● **Recorded data**:
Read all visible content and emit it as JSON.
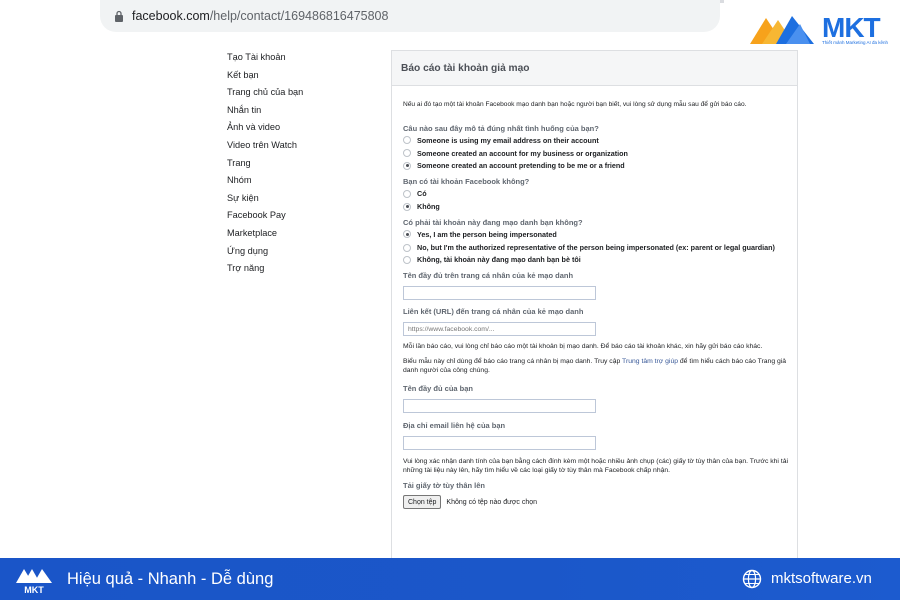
{
  "browser": {
    "url_host": "facebook.com",
    "url_path": "/help/contact/169486816475808"
  },
  "brand": {
    "name": "MKT",
    "tagline": "Thiết mảnh Marketing AI đa kênh",
    "accent": "#1d6fe0",
    "footer_slogan": "Hiệu quả - Nhanh - Dễ dùng",
    "footer_site": "mktsoftware.vn",
    "footer_bg": "#1a55c8"
  },
  "sidebar": {
    "items": [
      {
        "label": "Tạo Tài khoản"
      },
      {
        "label": "Kết bạn"
      },
      {
        "label": "Trang chủ của bạn"
      },
      {
        "label": "Nhắn tin"
      },
      {
        "label": "Ảnh và video"
      },
      {
        "label": "Video trên Watch"
      },
      {
        "label": "Trang"
      },
      {
        "label": "Nhóm"
      },
      {
        "label": "Sự kiện"
      },
      {
        "label": "Facebook Pay"
      },
      {
        "label": "Marketplace"
      },
      {
        "label": "Ứng dụng"
      },
      {
        "label": "Trợ năng"
      }
    ]
  },
  "form": {
    "title": "Báo cáo tài khoản giả mạo",
    "intro": "Nếu ai đó tạo một tài khoản Facebook mạo danh bạn hoặc người bạn biết, vui lòng sử dụng mẫu sau để gửi báo cáo.",
    "q1": {
      "label": "Câu nào sau đây mô tả đúng nhất tình huống của bạn?",
      "options": [
        {
          "label": "Someone is using my email address on their account",
          "checked": false
        },
        {
          "label": "Someone created an account for my business or organization",
          "checked": false
        },
        {
          "label": "Someone created an account pretending to be me or a friend",
          "checked": true
        }
      ]
    },
    "q2": {
      "label": "Bạn có tài khoản Facebook không?",
      "options": [
        {
          "label": "Có",
          "checked": false
        },
        {
          "label": "Không",
          "checked": true
        }
      ]
    },
    "q3": {
      "label": "Có phải tài khoản này đang mạo danh bạn không?",
      "options": [
        {
          "label": "Yes, I am the person being impersonated",
          "checked": true
        },
        {
          "label": "No, but I'm the authorized representative of the person being impersonated (ex: parent or legal guardian)",
          "checked": false
        },
        {
          "label": "Không, tài khoản này đang mạo danh bạn bè tôi",
          "checked": false
        }
      ]
    },
    "impostor_name": {
      "label": "Tên đầy đủ trên trang cá nhân của kẻ mạo danh",
      "value": ""
    },
    "impostor_url": {
      "label": "Liên kết (URL) đến trang cá nhân của kẻ mạo danh",
      "placeholder": "https://www.facebook.com/..."
    },
    "note1": "Mỗi lần báo cáo, vui lòng chỉ báo cáo một tài khoản bị mạo danh. Để báo cáo tài khoản khác, xin hãy gửi báo cáo khác.",
    "note2_pre": "Biểu mẫu này chỉ dùng để báo cáo trang cá nhân bị mạo danh. Truy cập ",
    "note2_link": "Trung tâm trợ giúp",
    "note2_post": " để tìm hiểu cách báo cáo Trang giả danh người của công chúng.",
    "your_name": {
      "label": "Tên đầy đủ của bạn",
      "value": ""
    },
    "your_email": {
      "label": "Địa chỉ email liên hệ của bạn",
      "value": ""
    },
    "note3": "Vui lòng xác nhận danh tính của bạn bằng cách đính kèm một hoặc nhiều ảnh chụp (các) giấy tờ tùy thân của bạn. Trước khi tải những tài liệu này lên, hãy tìm hiểu về các loại giấy tờ tùy thân mà Facebook chấp nhận.",
    "upload": {
      "label": "Tải giấy tờ tùy thân lên",
      "button": "Chọn tệp",
      "status": "Không có tệp nào được chọn"
    }
  }
}
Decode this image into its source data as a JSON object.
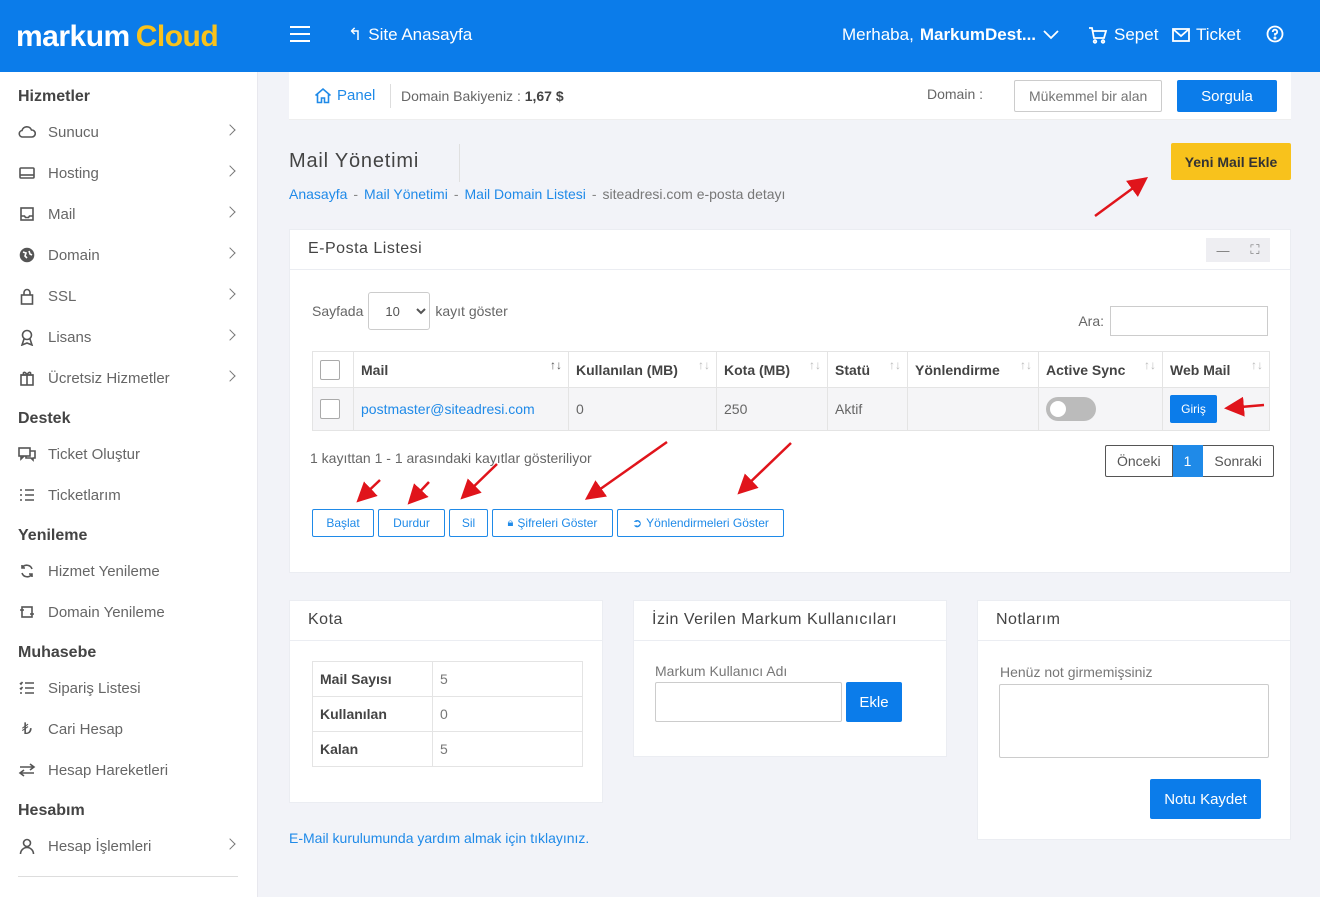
{
  "header": {
    "logo_main": "markum",
    "logo_accent": "Cloud",
    "site_home": "Site Anasayfa",
    "greeting": "Merhaba,",
    "username": "MarkumDest...",
    "cart": "Sepet",
    "ticket": "Ticket"
  },
  "sidebar": {
    "sections": [
      {
        "title": "Hizmetler",
        "items": [
          {
            "label": "Sunucu",
            "icon": "cloud-icon",
            "chevron": true
          },
          {
            "label": "Hosting",
            "icon": "server-icon",
            "chevron": true
          },
          {
            "label": "Mail",
            "icon": "inbox-icon",
            "chevron": true
          },
          {
            "label": "Domain",
            "icon": "globe-icon",
            "chevron": true
          },
          {
            "label": "SSL",
            "icon": "lock-icon",
            "chevron": true
          },
          {
            "label": "Lisans",
            "icon": "award-icon",
            "chevron": true
          },
          {
            "label": "Ücretsiz Hizmetler",
            "icon": "gift-icon",
            "chevron": true
          }
        ]
      },
      {
        "title": "Destek",
        "items": [
          {
            "label": "Ticket Oluştur",
            "icon": "chat-icon",
            "chevron": false
          },
          {
            "label": "Ticketlarım",
            "icon": "list-icon",
            "chevron": false
          }
        ]
      },
      {
        "title": "Yenileme",
        "items": [
          {
            "label": "Hizmet Yenileme",
            "icon": "refresh-icon",
            "chevron": false
          },
          {
            "label": "Domain Yenileme",
            "icon": "renew-icon",
            "chevron": false
          }
        ]
      },
      {
        "title": "Muhasebe",
        "items": [
          {
            "label": "Sipariş Listesi",
            "icon": "checklist-icon",
            "chevron": false
          },
          {
            "label": "Cari Hesap",
            "icon": "lira-icon",
            "chevron": false
          },
          {
            "label": "Hesap Hareketleri",
            "icon": "transfer-icon",
            "chevron": false
          }
        ]
      },
      {
        "title": "Hesabım",
        "items": [
          {
            "label": "Hesap İşlemleri",
            "icon": "user-icon",
            "chevron": true
          }
        ]
      }
    ]
  },
  "panelbar": {
    "panel": "Panel",
    "balance_label": "Domain Bakiyeniz :",
    "balance_value": "1,67 $",
    "domain_label": "Domain :",
    "domain_placeholder": "Mükemmel bir alan",
    "search_button": "Sorgula"
  },
  "page": {
    "title": "Mail Yönetimi",
    "breadcrumb": [
      "Anasayfa",
      "Mail Yönetimi",
      "Mail Domain Listesi",
      "siteadresi.com e-posta detayı"
    ],
    "new_mail_button": "Yeni Mail Ekle"
  },
  "email_list": {
    "title": "E-Posta Listesi",
    "length_prefix": "Sayfada",
    "length_value": "10",
    "length_suffix": "kayıt göster",
    "search_label": "Ara:",
    "columns": [
      "Mail",
      "Kullanılan (MB)",
      "Kota (MB)",
      "Statü",
      "Yönlendirme",
      "Active Sync",
      "Web Mail"
    ],
    "rows": [
      {
        "mail": "postmaster@siteadresi.com",
        "used": "0",
        "quota": "250",
        "status": "Aktif",
        "redirect": "",
        "active_sync": false,
        "webmail_button": "Giriş"
      }
    ],
    "info": "1 kayıttan 1 - 1 arasındaki kayıtlar gösteriliyor",
    "pagination": {
      "prev": "Önceki",
      "current": "1",
      "next": "Sonraki"
    },
    "actions": {
      "start": "Başlat",
      "stop": "Durdur",
      "delete": "Sil",
      "show_passwords": "Şifreleri Göster",
      "show_redirects": "Yönlendirmeleri Göster"
    }
  },
  "quota": {
    "title": "Kota",
    "rows": [
      {
        "label": "Mail Sayısı",
        "value": "5"
      },
      {
        "label": "Kullanılan",
        "value": "0"
      },
      {
        "label": "Kalan",
        "value": "5"
      }
    ]
  },
  "allowed_users": {
    "title": "İzin Verilen Markum Kullanıcıları",
    "field_label": "Markum Kullanıcı Adı",
    "add_button": "Ekle"
  },
  "notes": {
    "title": "Notlarım",
    "empty_text": "Henüz not girmemişsiniz",
    "save_button": "Notu Kaydet"
  },
  "help_link": "E-Mail kurulumunda yardım almak için tıklayınız.",
  "colors": {
    "primary": "#0b7cea",
    "accent": "#f8c21c",
    "annotation": "#e0141b"
  }
}
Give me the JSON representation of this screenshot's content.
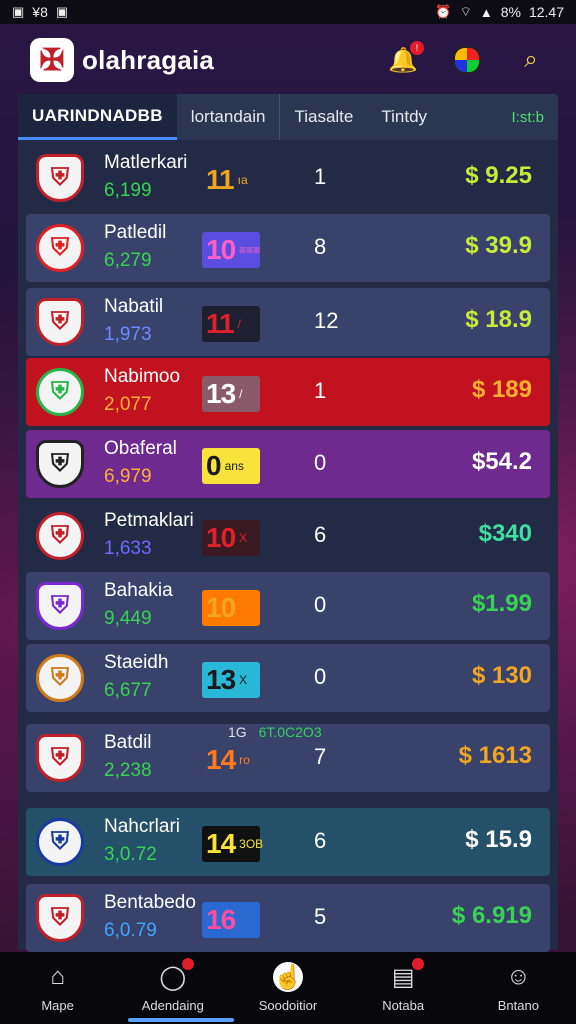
{
  "statusbar": {
    "left_a": "¥8",
    "signal": "8%",
    "time": "12.47"
  },
  "header": {
    "title": "olahragaia"
  },
  "tabs": [
    {
      "label": "UARINDNADBB"
    },
    {
      "label": "lortandain"
    },
    {
      "label": "Tiasalte"
    },
    {
      "label": "Tintdy"
    },
    {
      "label": "I:st:b"
    }
  ],
  "rows": [
    {
      "name": "Matlerkari",
      "count": "6,199",
      "count_color": "#39d353",
      "odds": "11",
      "odds_sub": "ıa",
      "odds_style": "num",
      "odds_color": "#f2a51e",
      "rank": "1",
      "price": "$ 9.25",
      "price_color": "#c6ec3a",
      "row_bg": "transparent",
      "crest_color": "#c0202a"
    },
    {
      "name": "Patledil",
      "count": "6,279",
      "count_color": "#39d353",
      "odds": "10",
      "odds_sub": "≡≡≡",
      "odds_style": "box",
      "odds_color": "#ff5ec4",
      "odds_bg": "#5a4de0",
      "rank": "8",
      "price": "$ 39.9",
      "price_color": "#c6ec3a",
      "row_bg": "#39426b",
      "crest_color": "#d22"
    },
    {
      "name": "Nabatil",
      "count": "1,973",
      "count_color": "#6b8cff",
      "odds": "11",
      "odds_sub": "/",
      "odds_style": "box",
      "odds_color": "#e0202a",
      "odds_bg": "#1e2032",
      "rank": "12",
      "price": "$ 18.9",
      "price_color": "#c6ec3a",
      "row_bg": "#39426b",
      "crest_color": "#c0202a"
    },
    {
      "name": "Nabimoo",
      "count": "2,077",
      "count_color": "#ffb030",
      "odds": "13",
      "odds_sub": "/",
      "odds_style": "box",
      "odds_color": "#ffffff",
      "odds_bg": "#8a5a6a",
      "rank": "1",
      "price": "$ 189",
      "price_color": "#ffb030",
      "row_bg": "#c2121f",
      "crest_color": "#2ab34a"
    },
    {
      "name": "Obaferal",
      "count": "6,979",
      "count_color": "#ffb030",
      "odds": "0",
      "odds_sub": "ans",
      "odds_style": "box",
      "odds_color": "#1a1a1a",
      "odds_bg": "#f7e33a",
      "rank": "0",
      "price": "$54.2",
      "price_color": "#ffffff",
      "row_bg": "#6e2a8f",
      "crest_color": "#222"
    },
    {
      "name": "Petmaklari",
      "count": "1,633",
      "count_color": "#6b6bff",
      "odds": "10",
      "odds_sub": "X",
      "odds_style": "box",
      "odds_color": "#e0202a",
      "odds_bg": "#3a1a22",
      "rank": "6",
      "price": "$340",
      "price_color": "#3ee0a0",
      "row_bg": "transparent",
      "crest_color": "#c0202a"
    },
    {
      "name": "Bahakia",
      "count": "9,449",
      "count_color": "#39d353",
      "odds": "10",
      "odds_sub": "",
      "odds_style": "box",
      "odds_color": "#f2a51e",
      "odds_bg": "#ff7a00",
      "rank": "0",
      "price": "$1.99",
      "price_color": "#39d353",
      "row_bg": "#39426b",
      "crest_color": "#7a2ad0"
    },
    {
      "name": "Staeidh",
      "count": "6,677",
      "count_color": "#39d353",
      "odds": "13",
      "odds_sub": "X",
      "odds_style": "box",
      "odds_color": "#1a1a1a",
      "odds_bg": "#2ab8d8",
      "rank": "0",
      "price": "$ 130",
      "price_color": "#f2a51e",
      "row_bg": "#39426b",
      "crest_color": "#d07a1a"
    },
    {
      "name": "Batdil",
      "count": "2,238",
      "count_color": "#39d353",
      "odds": "14",
      "odds_sub": "ro",
      "odds_style": "num",
      "odds_color": "#ff7a1a",
      "rank": "7",
      "price": "$ 1613",
      "price_color": "#f2a51e",
      "row_bg": "#39426b",
      "crest_color": "#c0202a"
    },
    {
      "name": "Nahcrlari",
      "count": "3,0.72",
      "count_color": "#39d353",
      "odds": "14",
      "odds_sub": "3OB",
      "odds_style": "box",
      "odds_color": "#f7e33a",
      "odds_bg": "#111",
      "rank": "6",
      "price": "$ 15.9",
      "price_color": "#ffffff",
      "row_bg": "#25506a",
      "crest_color": "#1a3aa0"
    },
    {
      "name": "Bentabedo",
      "count": "6,0.79",
      "count_color": "#3aa8ff",
      "odds": "16",
      "odds_sub": "",
      "odds_style": "box",
      "odds_color": "#ff4ea0",
      "odds_bg": "#2a6ad0",
      "rank": "5",
      "price": "$ 6.919",
      "price_color": "#39d353",
      "row_bg": "#39426b",
      "crest_color": "#c0202a"
    }
  ],
  "divider": {
    "left": "1G",
    "right": "6T.0C2O3"
  },
  "nav": [
    {
      "label": "Mape",
      "icon": "home-icon"
    },
    {
      "label": "Adendaing",
      "icon": "circle-icon"
    },
    {
      "label": "Soodoitior",
      "icon": "swipe-icon"
    },
    {
      "label": "Notaba",
      "icon": "chart-icon"
    },
    {
      "label": "Bntano",
      "icon": "profile-icon"
    }
  ]
}
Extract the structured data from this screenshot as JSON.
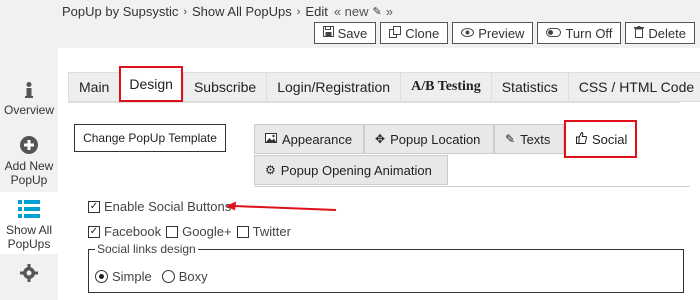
{
  "breadcrumb": {
    "items": [
      "PopUp by Supsystic",
      "Show All PopUps",
      "Edit"
    ],
    "current": "« new",
    "tail": "»",
    "pencil_icon": "pencil-icon"
  },
  "toolbar": {
    "save": "Save",
    "clone": "Clone",
    "preview": "Preview",
    "turn_off": "Turn Off",
    "delete": "Delete"
  },
  "sidebar": {
    "items": [
      {
        "label": "Overview",
        "icon": "info-icon"
      },
      {
        "label": "Add New PopUp",
        "icon": "plus-circle-icon"
      },
      {
        "label": "Show All PopUps",
        "icon": "list-icon"
      },
      {
        "label": "",
        "icon": "gear-icon"
      }
    ]
  },
  "main_tabs": [
    "Main",
    "Design",
    "Subscribe",
    "Login/Registration",
    "A/B Testing",
    "Statistics",
    "CSS / HTML Code"
  ],
  "main_tab_active": "Design",
  "template_button": "Change PopUp Template",
  "sub_tabs": [
    "Appearance",
    "Popup Location",
    "Texts",
    "Social",
    "Popup Opening Animation"
  ],
  "sub_tab_active": "Social",
  "options": {
    "enable_social": {
      "label": "Enable Social Buttons",
      "checked": true
    },
    "facebook": {
      "label": "Facebook",
      "checked": true
    },
    "google": {
      "label": "Google+",
      "checked": false
    },
    "twitter": {
      "label": "Twitter",
      "checked": false
    }
  },
  "social_links_design": {
    "legend": "Social links design",
    "options": [
      "Simple",
      "Boxy"
    ],
    "selected": "Simple"
  },
  "colors": {
    "highlight": "#e0101a",
    "accent_blue": "#00a0d2"
  }
}
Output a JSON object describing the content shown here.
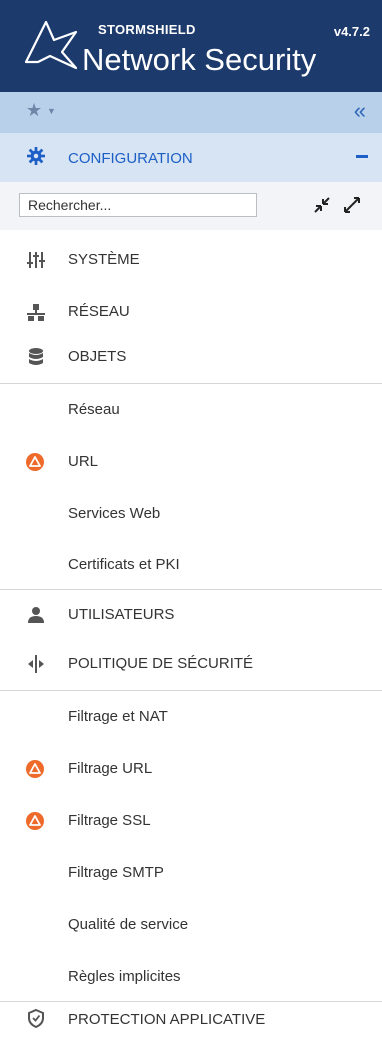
{
  "header": {
    "brand": "STORMSHIELD",
    "version": "v4.7.2",
    "product": "Network Security"
  },
  "favorites": {
    "star_icon": "star-icon",
    "caret_icon": "caret-down-icon",
    "collapse_icon": "double-chevron-left-icon"
  },
  "configuration": {
    "label": "CONFIGURATION",
    "icon": "gear-icon"
  },
  "search": {
    "placeholder": "Rechercher..."
  },
  "menu": {
    "systeme": "SYSTÈME",
    "reseau": "RÉSEAU",
    "objets": "OBJETS",
    "objets_sub": [
      "Réseau",
      "URL",
      "Services Web",
      "Certificats et PKI"
    ],
    "utilisateurs": "UTILISATEURS",
    "politique": "POLITIQUE DE SÉCURITÉ",
    "politique_sub": [
      "Filtrage et NAT",
      "Filtrage URL",
      "Filtrage SSL",
      "Filtrage SMTP",
      "Qualité de service",
      "Règles implicites"
    ],
    "protection": "PROTECTION APPLICATIVE"
  },
  "colors": {
    "header_bg": "#1d3a6c",
    "favbar_bg": "#b8d0ea",
    "config_bg": "#d6e4f3",
    "accent": "#1d5ec7",
    "warning": "#ee6a2a"
  }
}
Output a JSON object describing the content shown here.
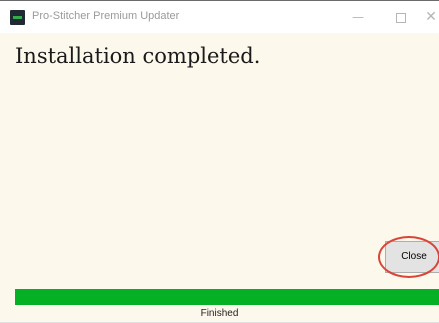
{
  "window": {
    "title": "Pro-Stitcher Premium Updater",
    "minimize_glyph": "—",
    "close_glyph": "✕"
  },
  "main": {
    "heading": "Installation completed."
  },
  "buttons": {
    "close_label": "Close"
  },
  "progress": {
    "fraction": 1.0,
    "status": "Finished"
  },
  "colors": {
    "background": "#fdf8ec",
    "progress_fill": "#06b025",
    "highlight_ring": "#d9453a"
  },
  "icons": {
    "app": "pro-stitcher-app-icon",
    "minimize": "minimize-icon",
    "maximize": "maximize-icon",
    "close": "close-icon"
  }
}
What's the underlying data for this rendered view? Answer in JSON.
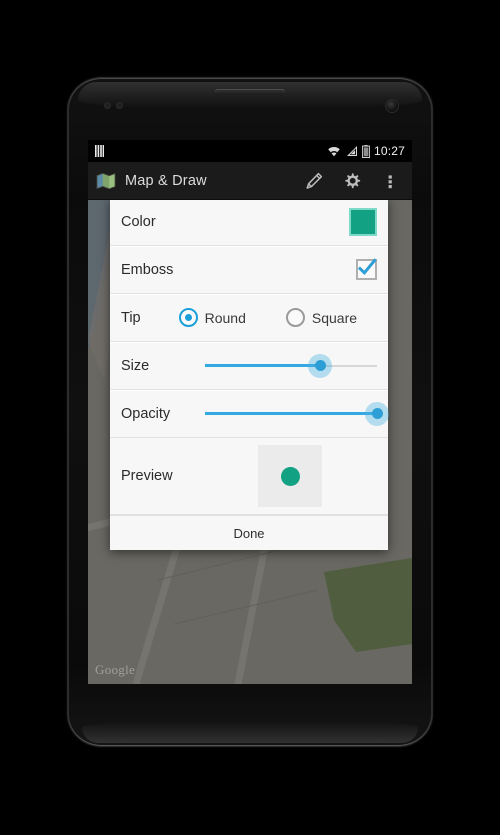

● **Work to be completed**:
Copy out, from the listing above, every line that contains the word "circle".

● **Answer box**:
      "icon": "circle-icon"
        "icon": "plus-circle-icon"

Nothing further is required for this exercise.